When people claim they are agnostics, they’re usually agnostic atheists (a.k.a weak atheists).
These people conveniently drop the “atheist” part so as to not sound too arrogant and intolerant. But in most conversations I simply call myself an atheist, as I believe that more accurately gets across my philosophical position on the matter. Regardless of what category of atheism someone falls under, agnostic or otherwise, he or she can always prove to be a reasonable, modest individual.
For example, the Bible would date the Earth at around 6,000 years old, while carbon dating has shown that it’s age is somewhere in the billions.
An atheist would argue this topic fervently; however, an agnostic might point to misinterpretation and table the issue indefinitely.
David Eagleman made this point in a presentation on what he calls Possibilianism.
Possibilianism is effectively a reframing of agnosticism into more behavioral terms.
It may, however, be worthwhile for an atheist to at least behave agnostically.
As long as it’s used to inspire an ongoing pursuit of knowledge, agnosticism has a place in the mind of any atheist.

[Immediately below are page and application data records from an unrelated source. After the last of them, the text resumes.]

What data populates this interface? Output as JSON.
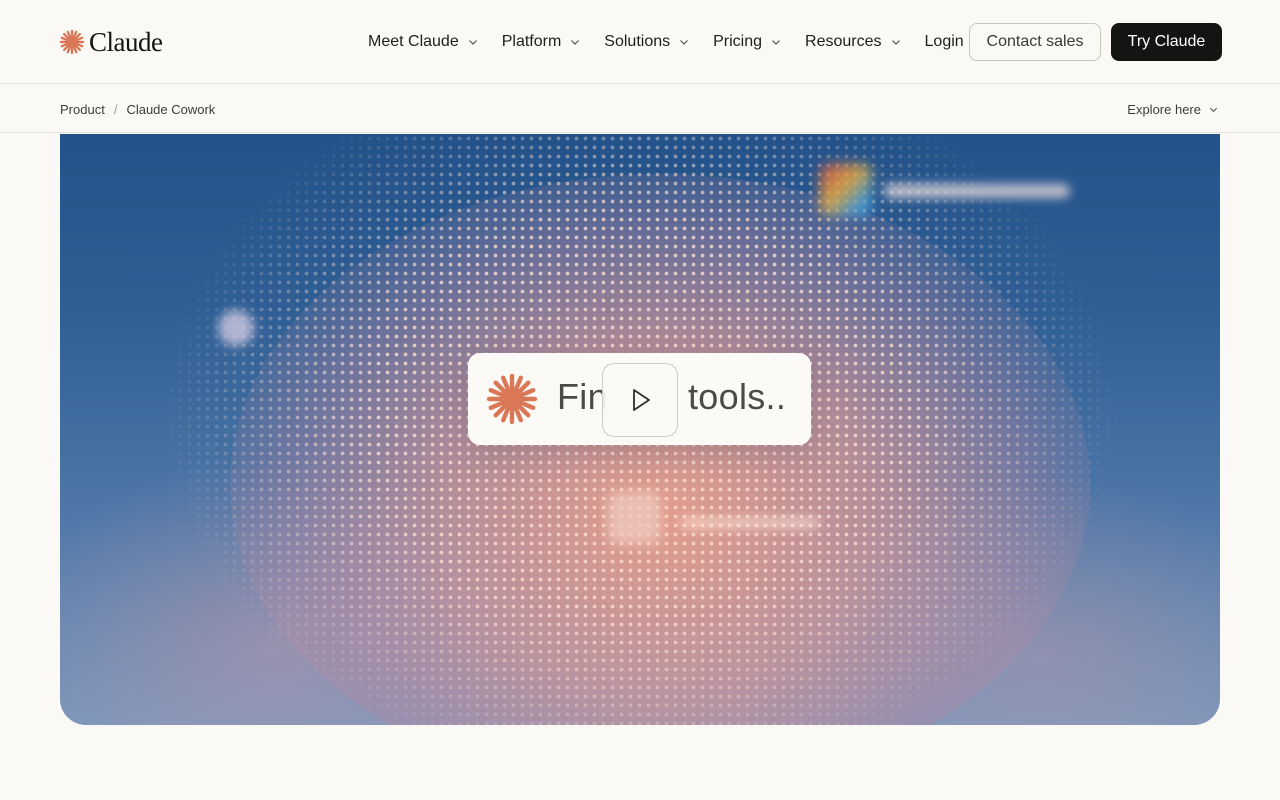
{
  "brand": {
    "name": "Claude",
    "accent_color": "#d97757",
    "logo_icon": "claude-spark-icon"
  },
  "nav": {
    "items": [
      {
        "label": "Meet Claude",
        "icon": "chevron-down-icon"
      },
      {
        "label": "Platform",
        "icon": "chevron-down-icon"
      },
      {
        "label": "Solutions",
        "icon": "chevron-down-icon"
      },
      {
        "label": "Pricing",
        "icon": "chevron-down-icon"
      },
      {
        "label": "Resources",
        "icon": "chevron-down-icon"
      }
    ],
    "login_label": "Login",
    "contact_label": "Contact sales",
    "try_label": "Try Claude"
  },
  "subnav": {
    "breadcrumb": [
      {
        "label": "Product"
      },
      {
        "label": "Claude Cowork"
      }
    ],
    "separator": "/",
    "explore_label": "Explore here"
  },
  "hero": {
    "card_text_left": "Fin",
    "card_text_right": "tools..",
    "play_icon": "play-icon",
    "colors": {
      "background_top": "#23528a",
      "glow": "#eba08c",
      "card": "#fbfaf7"
    }
  }
}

It can seem unimportant, but “atheism” and “agnosticism” are more than just arbitrary labels — they imply two different areas of a similar field.When it comes to disbelief in a god, there are two categories you can fall under.If you are a weak atheist, that is, you say, “I do not believe in a god,” you are an agnostic atheist.Unfortunately, the word “atheism” sounds dogmatic, and implies there is absolutely no way you are changing your mind about a god.Agnosticism, on the other hand, sounds much more respectable and thoughtful.